■ Task ■
Filter the records for "columna" and keep each line that has it.
── Records for this task
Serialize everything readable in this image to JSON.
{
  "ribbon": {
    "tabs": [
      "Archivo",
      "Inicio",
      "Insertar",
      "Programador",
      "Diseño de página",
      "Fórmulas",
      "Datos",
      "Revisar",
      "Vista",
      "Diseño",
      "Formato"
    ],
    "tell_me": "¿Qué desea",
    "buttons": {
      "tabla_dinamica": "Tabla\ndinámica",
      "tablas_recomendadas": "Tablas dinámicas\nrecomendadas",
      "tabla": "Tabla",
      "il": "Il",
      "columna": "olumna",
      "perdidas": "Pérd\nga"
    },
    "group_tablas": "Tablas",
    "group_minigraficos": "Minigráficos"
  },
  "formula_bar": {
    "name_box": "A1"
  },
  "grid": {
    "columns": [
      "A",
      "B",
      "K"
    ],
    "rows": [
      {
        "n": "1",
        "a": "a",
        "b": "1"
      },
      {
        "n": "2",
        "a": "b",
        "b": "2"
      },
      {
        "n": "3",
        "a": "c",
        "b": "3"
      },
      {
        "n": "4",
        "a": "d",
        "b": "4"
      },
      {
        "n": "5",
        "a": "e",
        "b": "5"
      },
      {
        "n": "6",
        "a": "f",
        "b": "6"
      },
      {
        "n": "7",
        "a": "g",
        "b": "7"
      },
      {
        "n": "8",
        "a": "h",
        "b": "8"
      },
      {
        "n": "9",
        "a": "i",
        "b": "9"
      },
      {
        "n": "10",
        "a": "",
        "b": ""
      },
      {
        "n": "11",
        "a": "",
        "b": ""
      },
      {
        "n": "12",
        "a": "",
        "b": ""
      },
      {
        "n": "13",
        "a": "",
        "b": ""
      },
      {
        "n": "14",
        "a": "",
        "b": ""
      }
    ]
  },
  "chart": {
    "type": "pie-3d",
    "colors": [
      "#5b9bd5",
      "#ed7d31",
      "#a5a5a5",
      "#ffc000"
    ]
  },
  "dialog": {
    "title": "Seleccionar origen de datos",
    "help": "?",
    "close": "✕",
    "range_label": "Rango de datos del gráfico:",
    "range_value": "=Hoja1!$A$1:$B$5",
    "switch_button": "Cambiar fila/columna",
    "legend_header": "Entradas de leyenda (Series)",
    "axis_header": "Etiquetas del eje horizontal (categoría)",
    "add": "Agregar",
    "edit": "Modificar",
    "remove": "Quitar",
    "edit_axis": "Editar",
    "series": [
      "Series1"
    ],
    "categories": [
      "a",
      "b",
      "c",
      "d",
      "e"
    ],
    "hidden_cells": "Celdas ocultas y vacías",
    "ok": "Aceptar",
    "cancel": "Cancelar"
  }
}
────
■ Solution to the exercise ■
      "columna": "olumna",
    "switch_button": "Cambiar fila/columna",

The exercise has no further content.